November 4th and 5th
220 W 13th St, New York, NY 10014
About the event
Chabana (茶花, literally "tea flowers") is the arrangement of seasonal flowers for a Japanese tea ceremony. Displayed in the tokonoma alcove along with other key thematic elements for the gathering, the chabana style appeals to those who prefer a simple, natural look in their creation. While ikebana and other styles of floral arrangement prescribe their own distinct frameworks, chabana recognizes and transfers the essence of field to vase.
Learn more about floral artist EunYoung Sebazco.
NYC-based Horticulturist, Landscape & Floral Designer
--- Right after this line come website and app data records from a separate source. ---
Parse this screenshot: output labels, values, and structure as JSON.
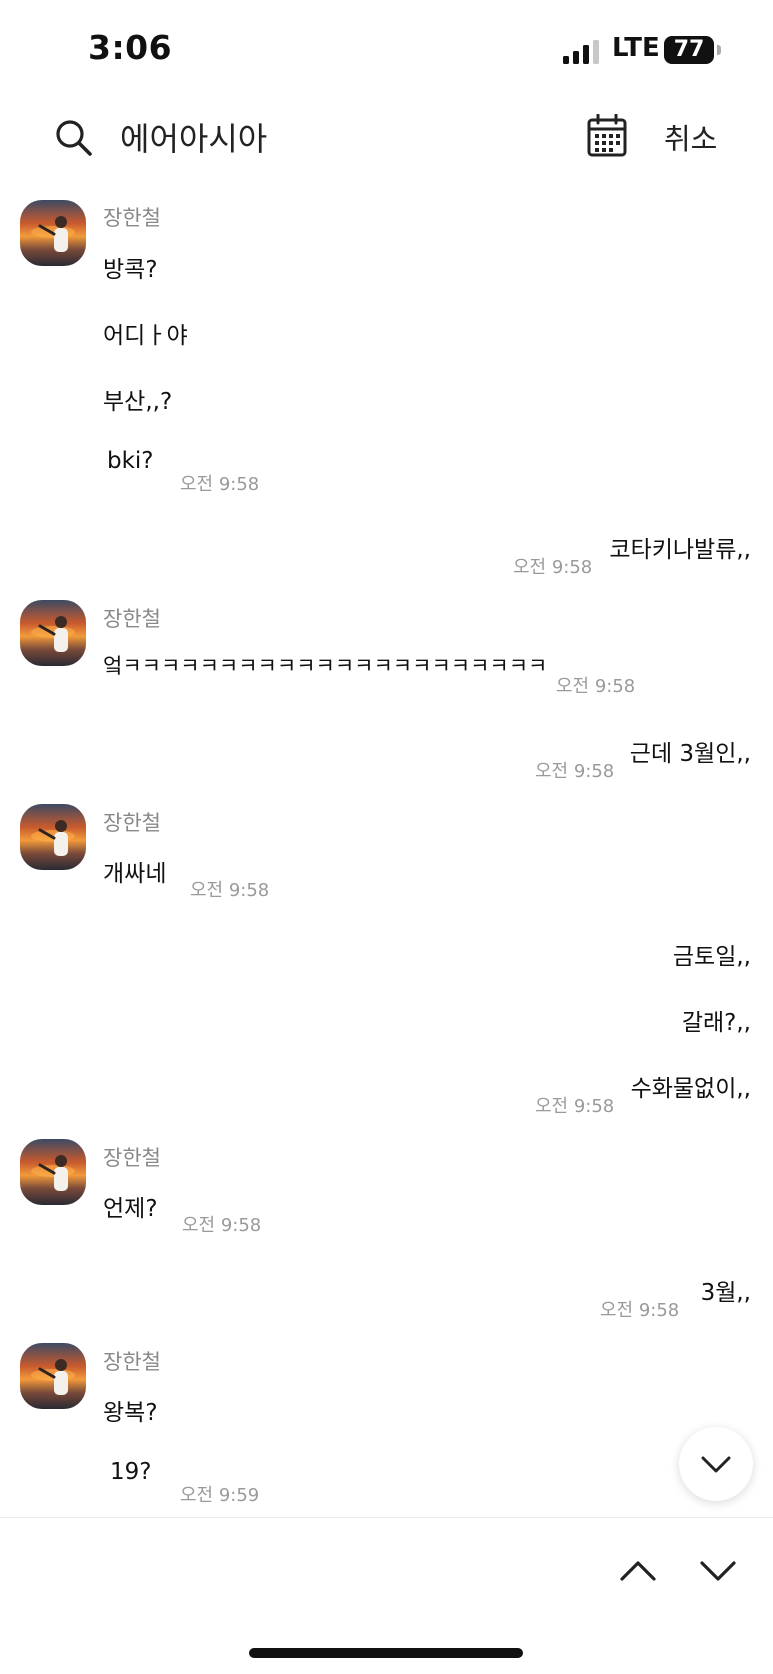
{
  "status_bar": {
    "time": "3:06",
    "network": "LTE",
    "battery": "77"
  },
  "search": {
    "query": "에어아시아",
    "cancel_label": "취소"
  },
  "messages": [
    {
      "sender": "장한철",
      "lines": [
        "방콕?",
        "어디ㅏ야",
        "부산,,?",
        "bki?"
      ],
      "time": "오전 9:58"
    },
    {
      "lines": [
        "코타키나발류,,"
      ],
      "time": "오전 9:58"
    },
    {
      "sender": "장한철",
      "lines": [
        "엌ㅋㅋㅋㅋㅋㅋㅋㅋㅋㅋㅋㅋㅋㅋㅋㅋㅋㅋㅋㅋㅋㅋ"
      ],
      "time": "오전 9:58"
    },
    {
      "lines": [
        "근데 3월인,,"
      ],
      "time": "오전 9:58"
    },
    {
      "sender": "장한철",
      "lines": [
        "개싸네"
      ],
      "time": "오전 9:58"
    },
    {
      "lines": [
        "금토일,,",
        "갈래?,,",
        "수화물없이,,"
      ],
      "time": "오전 9:58"
    },
    {
      "sender": "장한철",
      "lines": [
        "언제?"
      ],
      "time": "오전 9:58"
    },
    {
      "lines": [
        "3월,,"
      ],
      "time": "오전 9:58"
    },
    {
      "sender": "장한철",
      "lines": [
        "왕복?",
        "19?"
      ],
      "time": "오전 9:59"
    }
  ]
}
Born and raised in Seoul, Korea, EunYoung moved to Tokyo, Japan in her late twenties to build on her academic education by studying and practicing as a landscape architect for 10 years. In her early 30’s, she moved to New York City to develop her plant knowledge and became certified as a professional horticulturist from New York Botanical Garden. She worked at one of the New York City Parks and enjoyed serving and beautifying public gardens for the last 16 years. A prized achievement has been developing rice educational programs, including the creation of New York City's first rice paddy at Randall's Island in 2010. Recently in 2022, she exhibited a patio garden at the Philadelphia Flower Show. Started in 1829 by the Pennsylvania Horticultural Society, the Philadelphia Flower Show is both the nation's largest and the world’s longest-running horticultural event, featuring stunning displays by premier floral and landscape designers from around the globe. EunYoung also manages a small plot in her community garden, makes ceramics, and practices the Japanese way of tea.
In July of 2020, she opened the store 'KINKA' together with her husband in the Flatiron District of New York City. KINKA focuses on supplying greenery, flowers, and unique gifts sourced locally from NYC and Japan, highlighting handmade art by local artists,
KINKA enhances our diverse cultures by building bridges to connect and share space through art, food and plants. Kinka celebrates the changing seasons by offering botanical programs year round, exhibiting artwork, and conducting workshops, including chabana classes.
Japanese Sushi Restaurant
Michelin star chef Yoshihiko Kousaka is in charge of this beloved sushiya, which offers a stellar omakase in an elegant setting. The dining room flaunts a classic Japanese sensibility—outfitted with a counter for 12, a few tables, soft piano music, as well as an attentive staff that enhance the overall experience.
Some counters like to keep everyone in sync, but Chef Kousaka is more flexible. It is certainly a rigorous balancing act, but he moves with confidence and skill. Fish is minimally embellished, relying instead on original sourcing and impeccable technique. Highlights include everything from red snapper and Japanese sea bass to wild winter yellowtail and firefly squid. Supplemental items, like king crab and ankimo, are also available to augment your meal.
Kosaka also hosts cultural events and exhibitions, including the 2019 edition of "Wabi and Now".